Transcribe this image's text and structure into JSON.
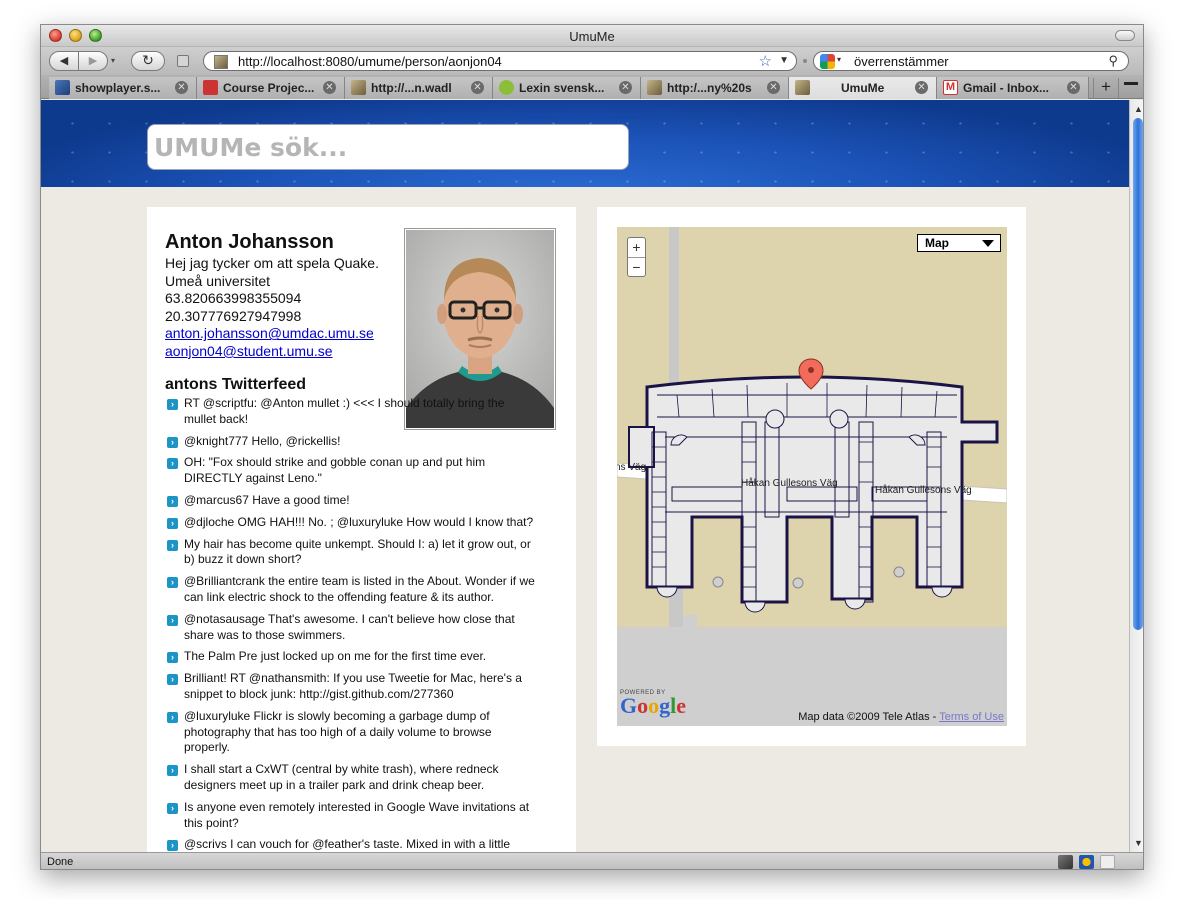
{
  "window": {
    "title": "UmuMe"
  },
  "toolbar": {
    "url": "http://localhost:8080/umume/person/aonjon04",
    "search_query": "överrenstämmer"
  },
  "tabs": [
    {
      "label": "showplayer.s...",
      "active": false
    },
    {
      "label": "Course Projec...",
      "active": false
    },
    {
      "label": "http://...n.wadl",
      "active": false
    },
    {
      "label": "Lexin svensk...",
      "active": false
    },
    {
      "label": "http:/...ny%20s",
      "active": false
    },
    {
      "label": "UmuMe",
      "active": true
    },
    {
      "label": "Gmail - Inbox...",
      "active": false
    }
  ],
  "header": {
    "search_placeholder": "UMUMe sök..."
  },
  "person": {
    "name": "Anton Johansson",
    "bio": "Hej jag tycker om att spela Quake.",
    "organization": "Umeå universitet",
    "latitude": "63.820663998355094",
    "longitude": "20.307776927947998",
    "email_primary": "anton.johansson@umdac.umu.se",
    "email_student": "aonjon04@student.umu.se"
  },
  "twitter": {
    "title": "antons Twitterfeed",
    "tweets": [
      "RT @scriptfu: @Anton mullet :) <<< I should totally bring the mullet back!",
      "@knight777 Hello, @rickellis!",
      "OH: \"Fox should strike and gobble conan up and put him DIRECTLY against Leno.\"",
      "@marcus67 Have a good time!",
      "@djloche OMG HAH!!! No. ; @luxuryluke How would I know that?",
      "My hair has become quite unkempt. Should I: a) let it grow out, or b) buzz it down short?",
      "@Brilliantcrank the entire team is listed in the About. Wonder if we can link electric shock to the offending feature & its author.",
      "@notasausage That's awesome. I can't believe how close that share was to those swimmers.",
      "The Palm Pre just locked up on me for the first time ever.",
      "Brilliant! RT @nathansmith: If you use Tweetie for Mac, here's a snippet to block junk: http://gist.github.com/277360",
      "@luxuryluke Flickr is slowly becoming a garbage dump of photography that has too high of a daily volume to browse properly.",
      "I shall start a CxWT (central by white trash), where redneck designers meet up in a trailer park and drink cheap beer.",
      "Is anyone even remotely interested in Google Wave invitations at this point?",
      "@scrivs I can vouch for @feather's taste. Mixed in with a little classical scottish bagpipe folk as well."
    ]
  },
  "map": {
    "map_type": "Map",
    "zoom_in": "+",
    "zoom_out": "−",
    "road_left": "ns Väg",
    "road_1": "Håkan Gullesons Väg",
    "road_2": "Håkan Gullesons Väg",
    "powered_by": "POWERED BY",
    "attribution": "Map data ©2009 Tele Atlas - ",
    "terms": "Terms of Use"
  },
  "status": {
    "text": "Done"
  }
}
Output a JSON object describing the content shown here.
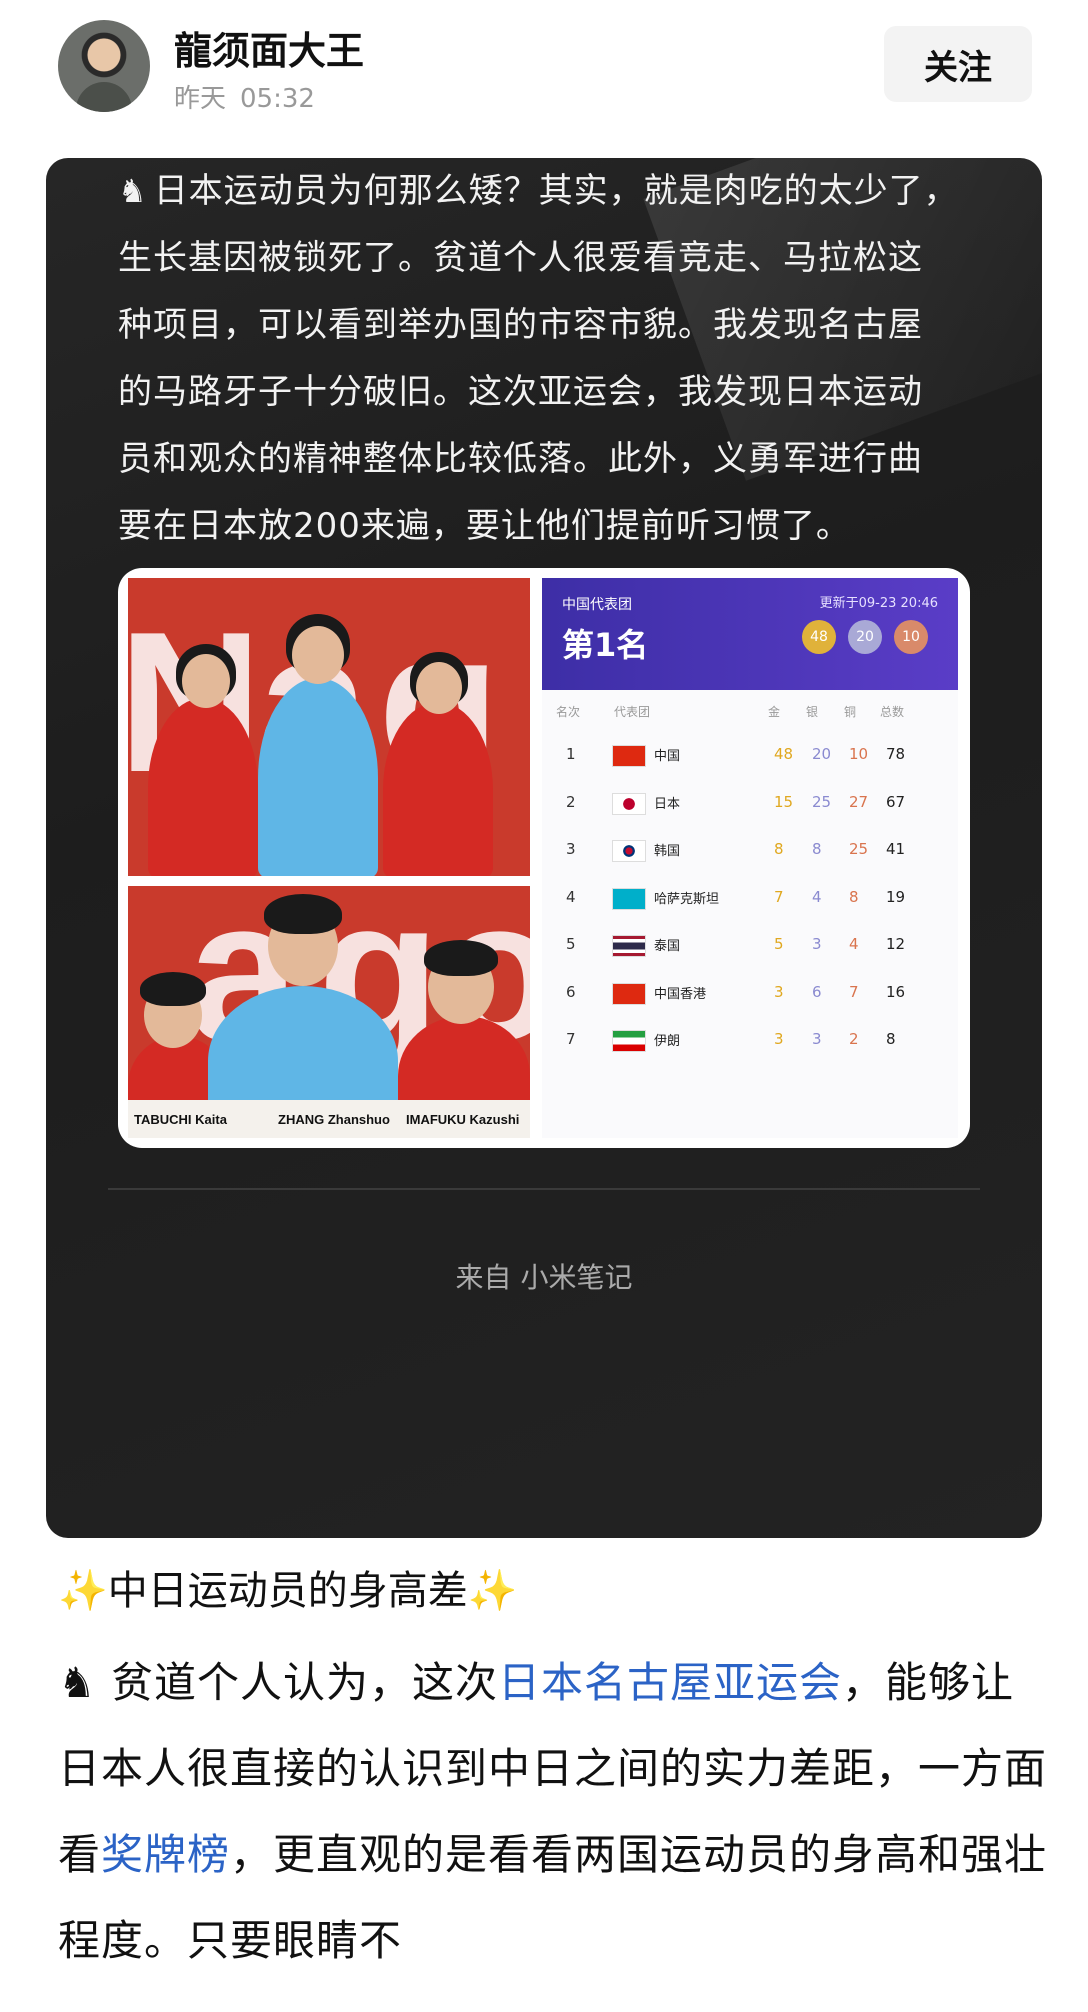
{
  "header": {
    "author": "龍须面大王",
    "time_day": "昨天",
    "time_clock": "05:32",
    "follow_label": "关注"
  },
  "card": {
    "text_lines": [
      "日本运动员为何那么矮？其实，就是肉吃的太少了，",
      "生长基因被锁死了。贫道个人很爱看竞走、马拉松这",
      "种项目，可以看到举办国的市容市貌。我发现名古屋",
      "的马路牙子十分破旧。这次亚运会，我发现日本运动",
      "员和观众的精神整体比较低落。此外，义勇军进行曲",
      "要在日本放200来遍，要让他们提前听习惯了。"
    ],
    "knight_icon": "♞",
    "photo_letters": [
      "N",
      "a",
      "g",
      "o"
    ],
    "name_plates": [
      "TABUCHI Kaita",
      "ZHANG Zhanshuo",
      "IMAFUKU Kazushi"
    ],
    "medal_table": {
      "team_label": "中国代表团",
      "updated": "更新于09-23 20:46",
      "rank_title": "第1名",
      "gold": "48",
      "silver": "20",
      "bronze": "10",
      "columns": [
        "名次",
        "代表团",
        "金",
        "银",
        "铜",
        "总数"
      ],
      "rows": [
        {
          "rank": "1",
          "name": "中国",
          "gold": "48",
          "silver": "20",
          "bronze": "10",
          "total": "78"
        },
        {
          "rank": "2",
          "name": "日本",
          "gold": "15",
          "silver": "25",
          "bronze": "27",
          "total": "67"
        },
        {
          "rank": "3",
          "name": "韩国",
          "gold": "8",
          "silver": "8",
          "bronze": "25",
          "total": "41"
        },
        {
          "rank": "4",
          "name": "哈萨克斯坦",
          "gold": "7",
          "silver": "4",
          "bronze": "8",
          "total": "19"
        },
        {
          "rank": "5",
          "name": "泰国",
          "gold": "5",
          "silver": "3",
          "bronze": "4",
          "total": "12"
        },
        {
          "rank": "6",
          "name": "中国香港",
          "gold": "3",
          "silver": "6",
          "bronze": "7",
          "total": "16"
        },
        {
          "rank": "7",
          "name": "伊朗",
          "gold": "3",
          "silver": "3",
          "bronze": "2",
          "total": "8"
        }
      ]
    },
    "source": "来自 小米笔记"
  },
  "article": {
    "subtitle": "✨中日运动员的身高差✨",
    "p_part1": "贫道个人认为，这次",
    "p_link1": "日本名古屋亚运会",
    "p_part2": "，能够让日本人很直接的认识到中日之间的实力差距，一方面看",
    "p_link2": "奖牌榜",
    "p_part3": "，更直观的是看看两国运动员的身高和强壮程度。只要眼睛不"
  },
  "colors": {
    "card_bg": "#1f1f1f",
    "link": "#2b63c6",
    "medal_header": "#4a33b5",
    "gold": "#e0b23a",
    "silver": "#a9a9d6",
    "bronze": "#d98a6a"
  }
}
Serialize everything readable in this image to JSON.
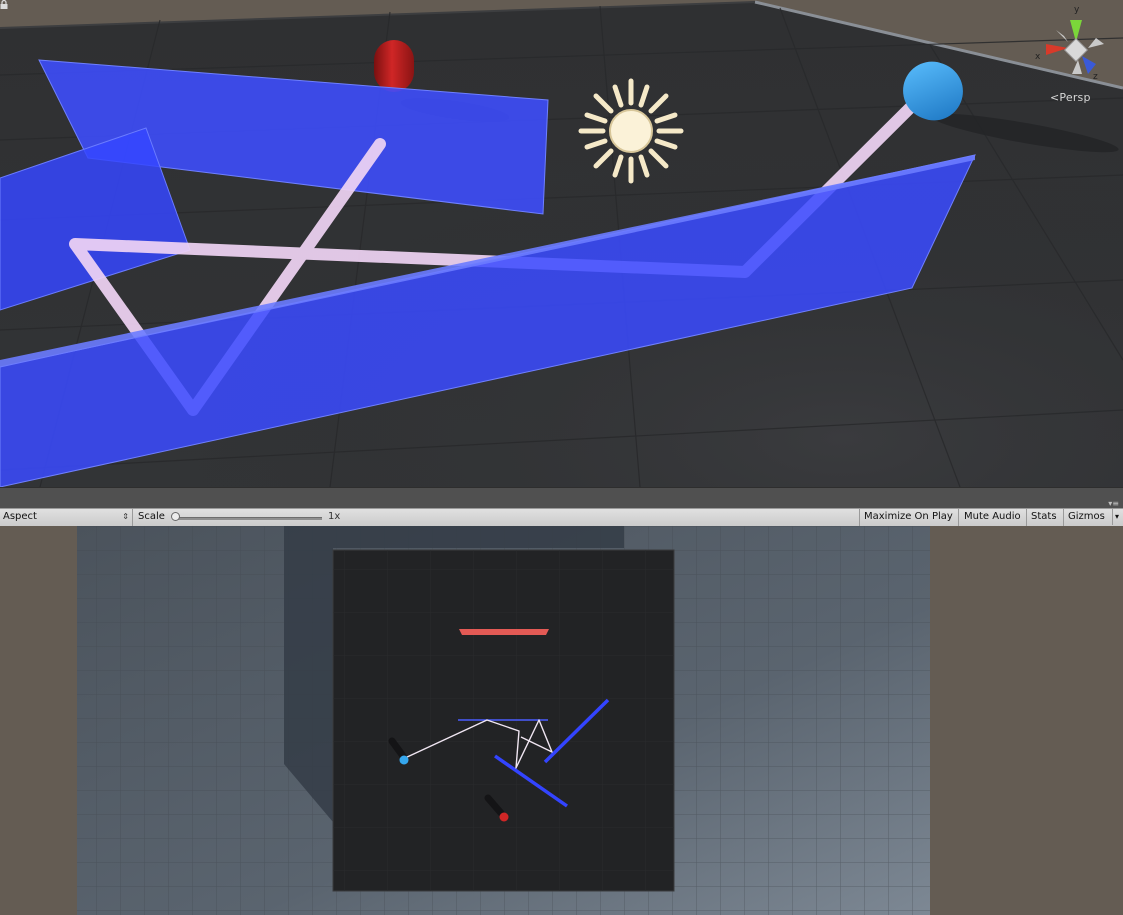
{
  "scene_view": {
    "projection_label": "Persp",
    "axis_labels": {
      "x": "x",
      "y": "y",
      "z": "z"
    },
    "icons": [
      "lock-icon",
      "sun-light-icon",
      "orientation-gizmo-icon"
    ]
  },
  "game_toolbar": {
    "aspect_label": "Aspect",
    "scale_label": "Scale",
    "scale_value": "1x",
    "maximize_on_play": "Maximize On Play",
    "mute_audio": "Mute Audio",
    "stats": "Stats",
    "gizmos": "Gizmos"
  },
  "colors": {
    "mirror_blue": "#3344ff",
    "laser": "#f0d4f4",
    "capsule_red": "#c01c1c",
    "capsule_blue": "#2e9be8",
    "floor": "#303133",
    "background": "#645c53"
  }
}
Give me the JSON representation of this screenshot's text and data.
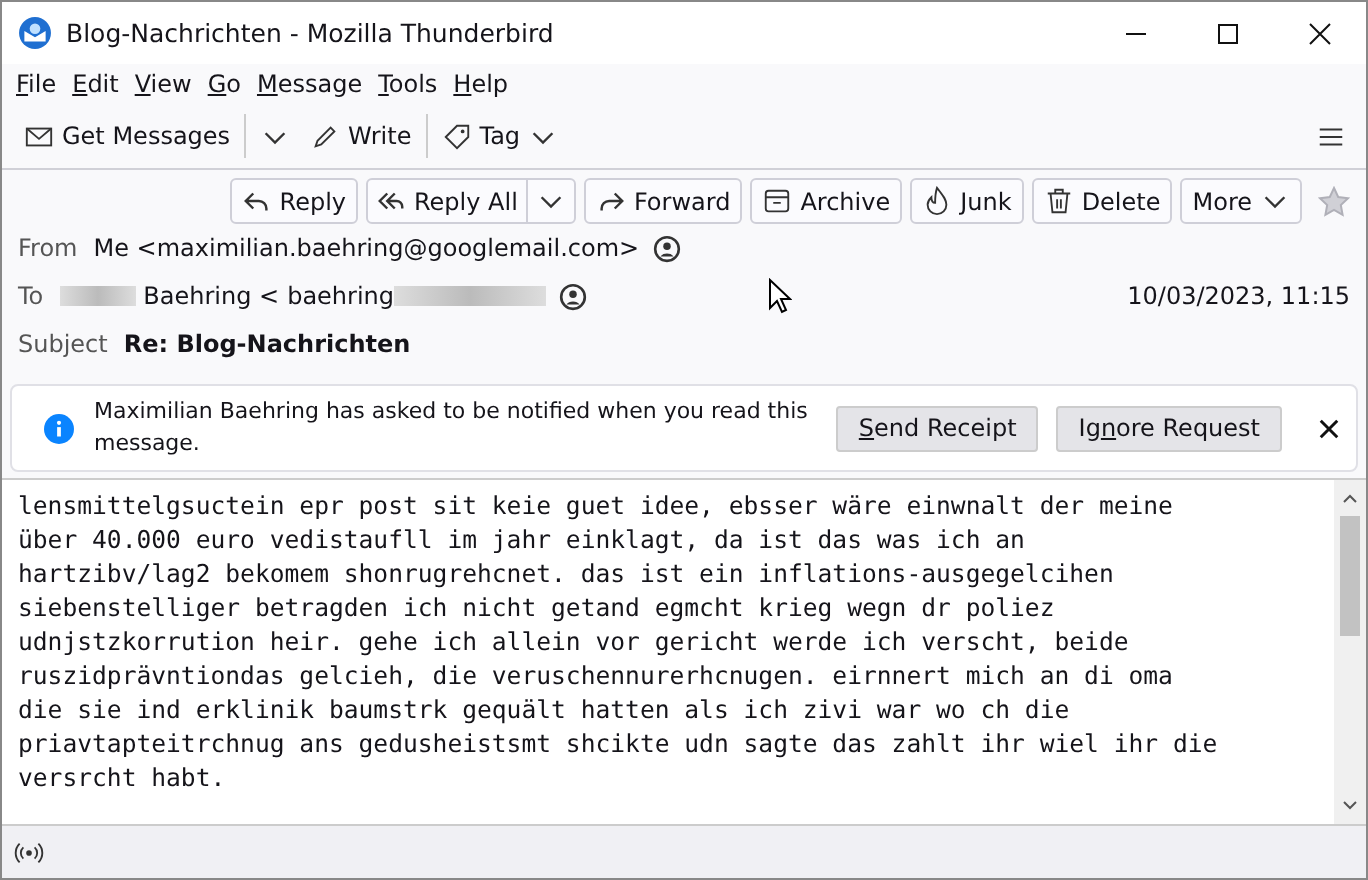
{
  "window": {
    "title": "Blog-Nachrichten - Mozilla Thunderbird"
  },
  "menu": [
    {
      "access_key": "F",
      "rest": "ile"
    },
    {
      "access_key": "E",
      "rest": "dit"
    },
    {
      "access_key": "V",
      "rest": "iew"
    },
    {
      "access_key": "G",
      "rest": "o"
    },
    {
      "access_key": "M",
      "rest": "essage"
    },
    {
      "access_key": "T",
      "rest": "ools"
    },
    {
      "access_key": "H",
      "rest": "elp"
    }
  ],
  "toolbar": [
    {
      "kind": "get",
      "label": "Get Messages"
    },
    {
      "kind": "write",
      "label": "Write"
    },
    {
      "kind": "tag",
      "label": "Tag"
    }
  ],
  "actions": [
    {
      "kind": "reply",
      "label": "Reply"
    },
    {
      "kind": "replyall",
      "label": "Reply All"
    },
    {
      "kind": "forward",
      "label": "Forward"
    },
    {
      "kind": "archive",
      "label": "Archive"
    },
    {
      "kind": "junk",
      "label": "Junk"
    },
    {
      "kind": "delete",
      "label": "Delete"
    },
    {
      "kind": "more",
      "label": "More"
    }
  ],
  "starred": false,
  "header": {
    "from_label": "From",
    "from": "Me <maximilian.baehring@googlemail.com>",
    "to_label": "To",
    "to_name": "Baehring <",
    "to_address": "baehring",
    "date": "10/03/2023, 11:15",
    "subject_label": "Subject",
    "subject": "Re: Blog-Nachrichten"
  },
  "notification": {
    "text": "Maximilian Baehring has asked to be notified when you read this message.",
    "buttons": [
      {
        "access_key": "S",
        "rest": "end Receipt"
      },
      {
        "before": "Ig",
        "access_key": "n",
        "rest": "ore Request"
      }
    ]
  },
  "body": "lensmittelgsuctein epr post sit keie guet idee, ebsser wäre einwnalt der meine\nüber 40.000 euro vedistaufll im jahr einklagt, da ist das was ich an\nhartzibv/lag2 bekomem shonrugrehcnet. das ist ein inflations-ausgegelcihen\nsiebenstelliger betragden ich nicht getand egmcht krieg wegn dr poliez\nudnjstzkorrution heir. gehe ich allein vor gericht werde ich verscht, beide\nruszidprävntiondas gelcieh, die veruschennurerhcnugen. eirnnert mich an di oma\ndie sie ind erklinik baumstrk gequält hatten als ich zivi war wo ch die\npriavtapteitrchnug ans gedusheistsmt shcikte udn sagte das zahlt ihr wiel ihr die\nversrcht habt."
}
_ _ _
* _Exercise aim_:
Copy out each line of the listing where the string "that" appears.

* _Task solution_:
      "@djloche OMG HAH!!! No. ; @luxuryluke How would I know that?",
      "@notasausage That's awesome. I can't believe how close that share was to those swimmers.",
      "@luxuryluke Flickr is slowly becoming a garbage dump of photography that has too high of a daily volume to browse properly.",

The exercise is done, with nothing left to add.